[Try it]
The pictures do not go in the copy. Reproduce the rest of the entries exactly.

[Provided entries]
________________

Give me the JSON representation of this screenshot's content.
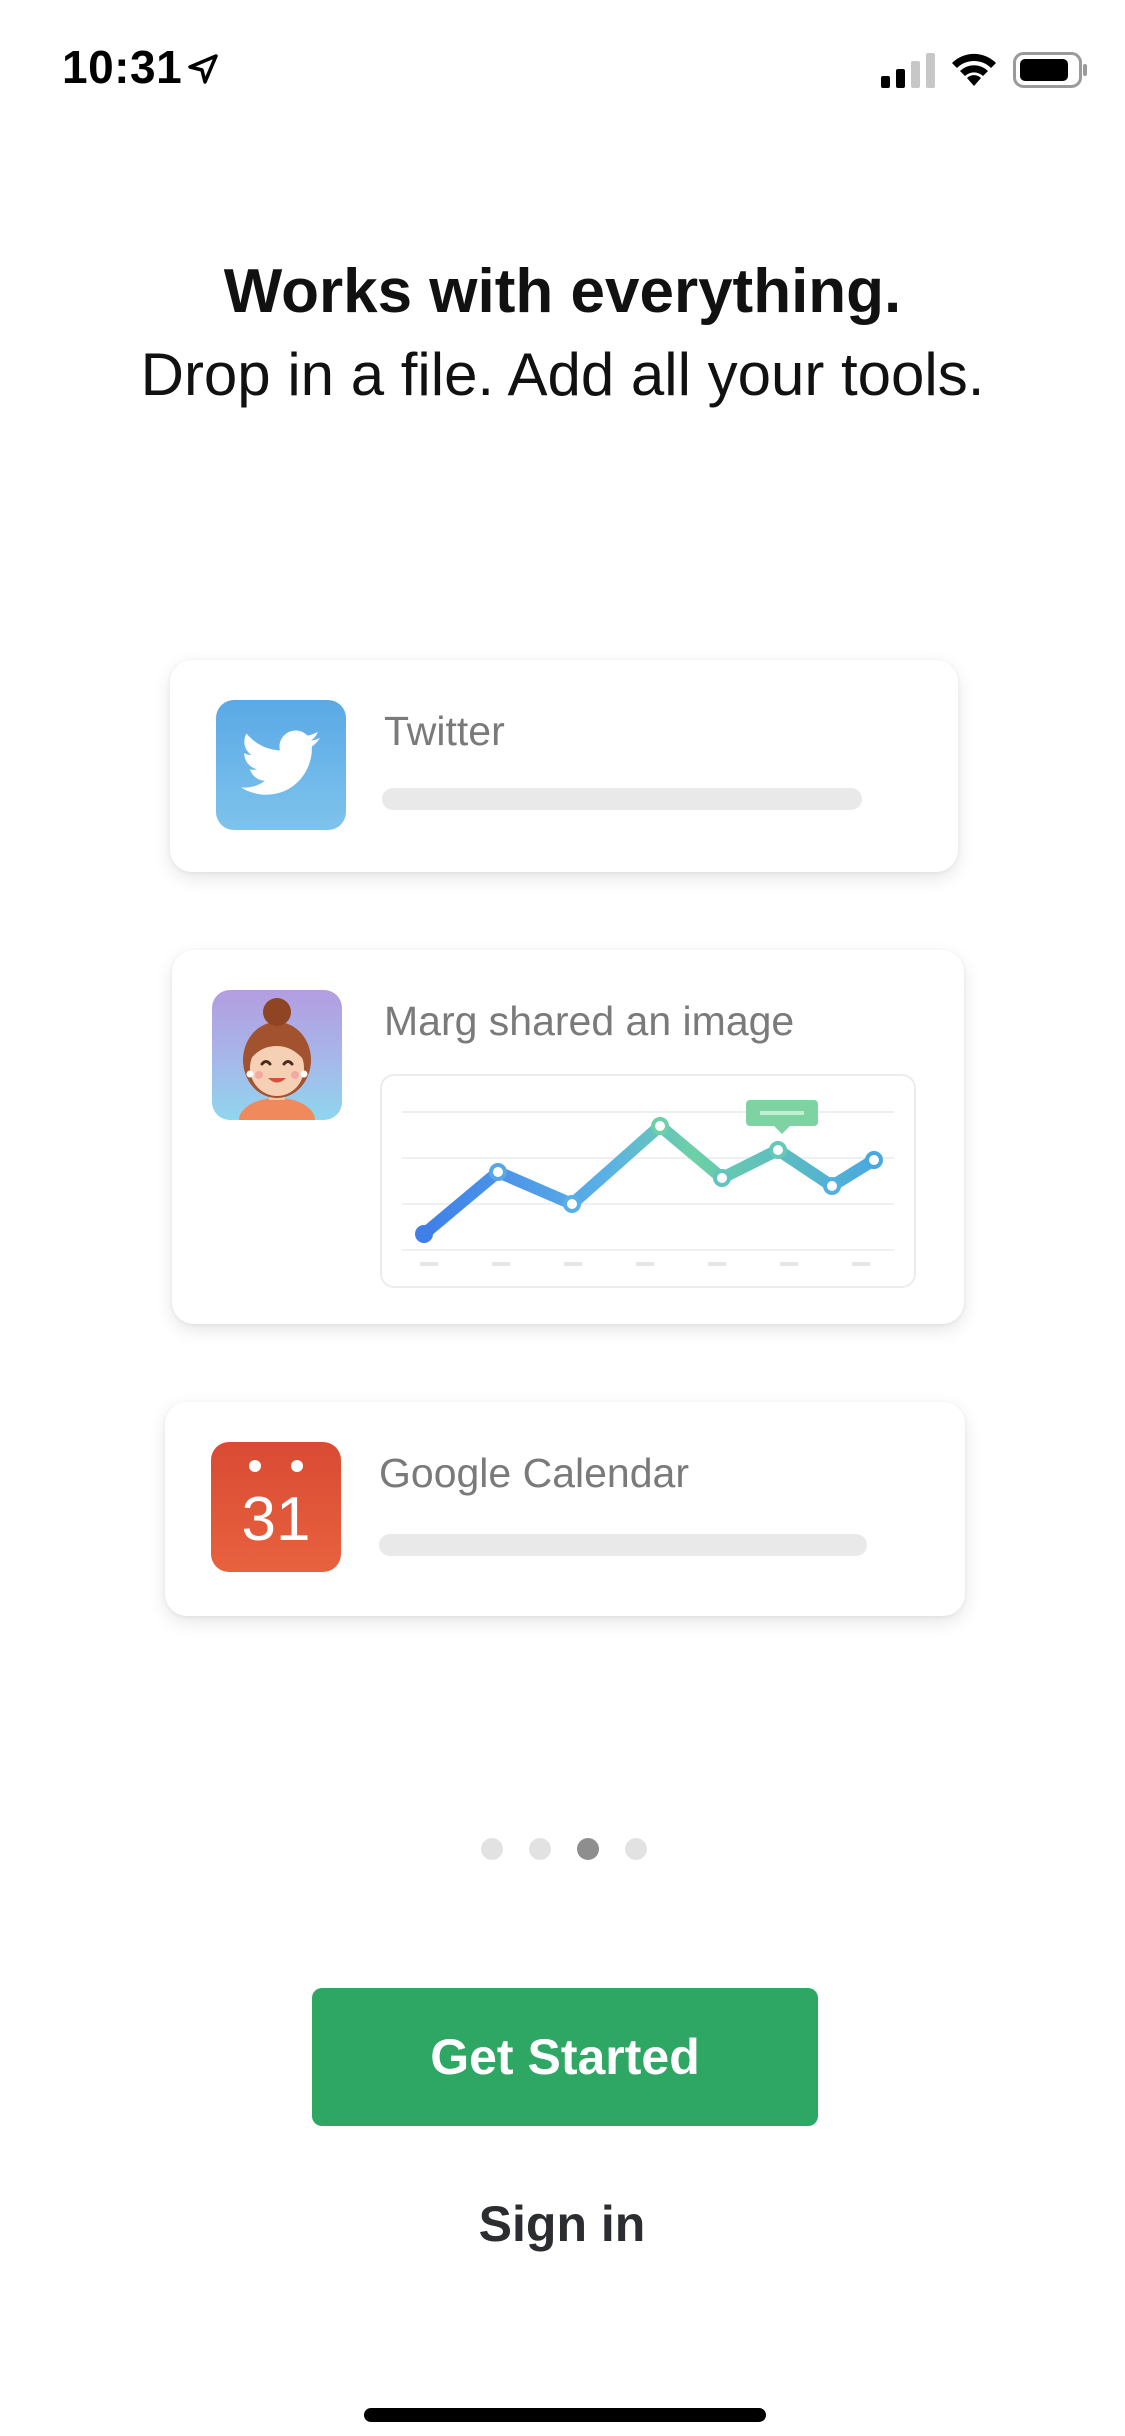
{
  "status_bar": {
    "time": "10:31",
    "icons": [
      "location-arrow-icon",
      "cellular-signal-icon",
      "wifi-icon",
      "battery-icon"
    ]
  },
  "headline": "Works with everything.",
  "subhead": "Drop in a file. Add all your tools.",
  "cards": [
    {
      "title": "Twitter",
      "icon": "twitter-bird-icon",
      "icon_color": "#55acee"
    },
    {
      "title": "Marg shared an image",
      "icon": "avatar-woman",
      "chart_icon": "line-chart-preview"
    },
    {
      "title": "Google Calendar",
      "icon": "calendar-icon",
      "icon_number": "31",
      "icon_color": "#e0523a"
    }
  ],
  "pager": {
    "count": 4,
    "active_index": 2
  },
  "buttons": {
    "get_started": "Get Started",
    "sign_in": "Sign in"
  },
  "colors": {
    "primary_green": "#2ea664",
    "card_text": "#7a7a7a"
  }
}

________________

[Written answer]
Give me the JSON representation of this screenshot's content.
{
  "status_bar": {
    "time": "10:31",
    "icons": [
      "location-arrow-icon",
      "cellular-signal-icon",
      "wifi-icon",
      "battery-icon"
    ]
  },
  "headline": "Works with everything.",
  "subhead": "Drop in a file. Add all your tools.",
  "cards": [
    {
      "title": "Twitter",
      "icon": "twitter-bird-icon",
      "icon_color": "#55acee"
    },
    {
      "title": "Marg shared an image",
      "icon": "avatar-woman",
      "chart_icon": "line-chart-preview"
    },
    {
      "title": "Google Calendar",
      "icon": "calendar-icon",
      "icon_number": "31",
      "icon_color": "#e0523a"
    }
  ],
  "pager": {
    "count": 4,
    "active_index": 2
  },
  "buttons": {
    "get_started": "Get Started",
    "sign_in": "Sign in"
  },
  "colors": {
    "primary_green": "#2ea664",
    "card_text": "#7a7a7a"
  }
}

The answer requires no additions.